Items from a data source
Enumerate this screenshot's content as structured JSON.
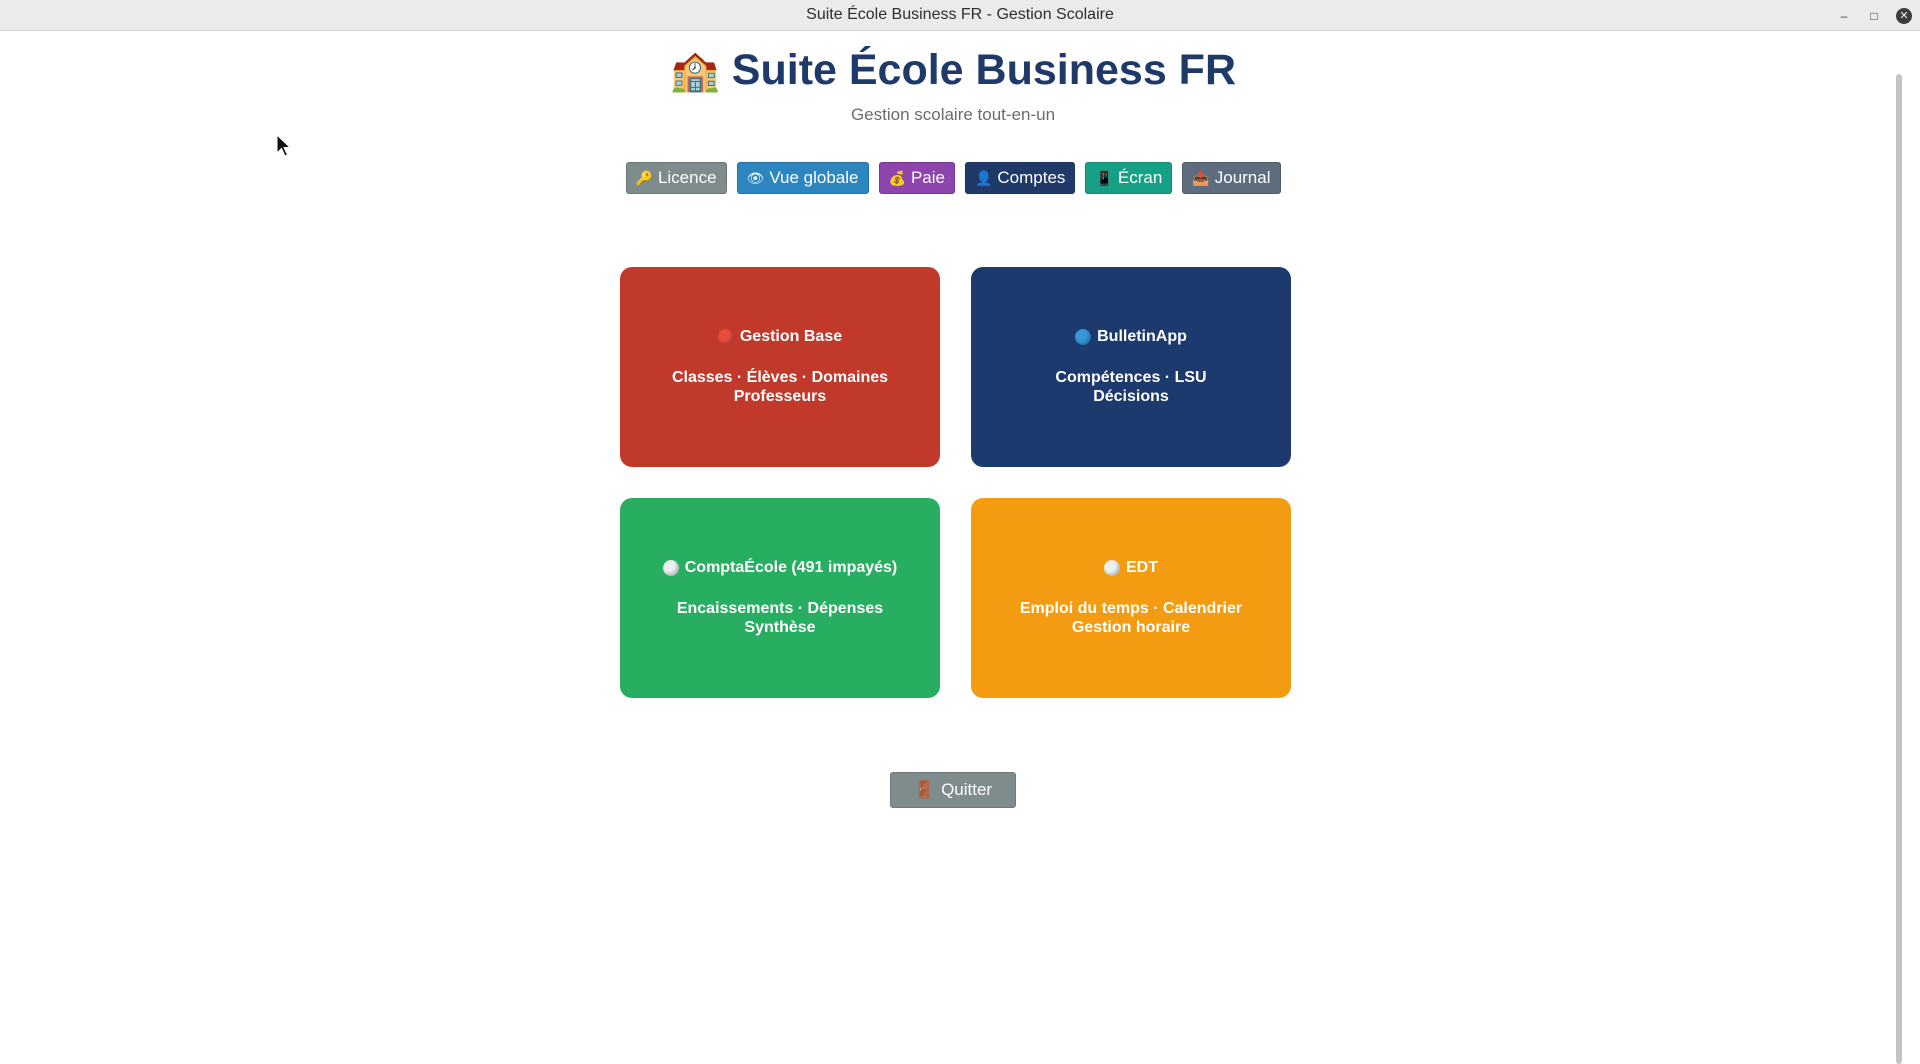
{
  "window": {
    "title": "Suite École Business FR - Gestion Scolaire",
    "controls": {
      "minimize": "–",
      "maximize": "□",
      "close": "✕"
    }
  },
  "header": {
    "logo_icon": "🏫",
    "title": "Suite École Business FR",
    "subtitle": "Gestion scolaire tout-en-un"
  },
  "nav": {
    "items": [
      {
        "icon": "🔑",
        "label": "Licence",
        "color": "#7f8c8d"
      },
      {
        "icon": "👁",
        "label": "Vue globale",
        "color": "#2e86c1"
      },
      {
        "icon": "💰",
        "label": "Paie",
        "color": "#8e44ad"
      },
      {
        "icon": "👤",
        "label": "Comptes",
        "color": "#1f3a68"
      },
      {
        "icon": "📱",
        "label": "Écran",
        "color": "#16a085"
      },
      {
        "icon": "📤",
        "label": "Journal",
        "color": "#5d6d7e"
      }
    ]
  },
  "tiles": [
    {
      "dot_color": "#e74c3c",
      "title": "Gestion Base",
      "line1": "Classes · Élèves · Domaines",
      "line2": "Professeurs",
      "color": "#c0392b"
    },
    {
      "dot_color": "#3498db",
      "title": "BulletinApp",
      "line1": "Compétences · LSU",
      "line2": "Décisions",
      "color": "#1c3a6e"
    },
    {
      "dot_color": "#ecf0f1",
      "title": "ComptaÉcole (491 impayés)",
      "line1": "Encaissements · Dépenses",
      "line2": "Synthèse",
      "color": "#27ae60"
    },
    {
      "dot_color": "#ecf0f1",
      "title": "EDT",
      "line1": "Emploi du temps · Calendrier",
      "line2": "Gestion horaire",
      "color": "#f39c12"
    }
  ],
  "quit": {
    "icon": "🚪",
    "label": "Quitter"
  }
}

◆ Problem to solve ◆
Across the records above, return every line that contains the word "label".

◆ Exercise solution ◆
        "label": "Licence",
        "label": "Vue globale",
        "label": "Paie",
        "label": "Comptes",
        "label": "Écran",
        "label": "Journal",
    "label": "Quitter"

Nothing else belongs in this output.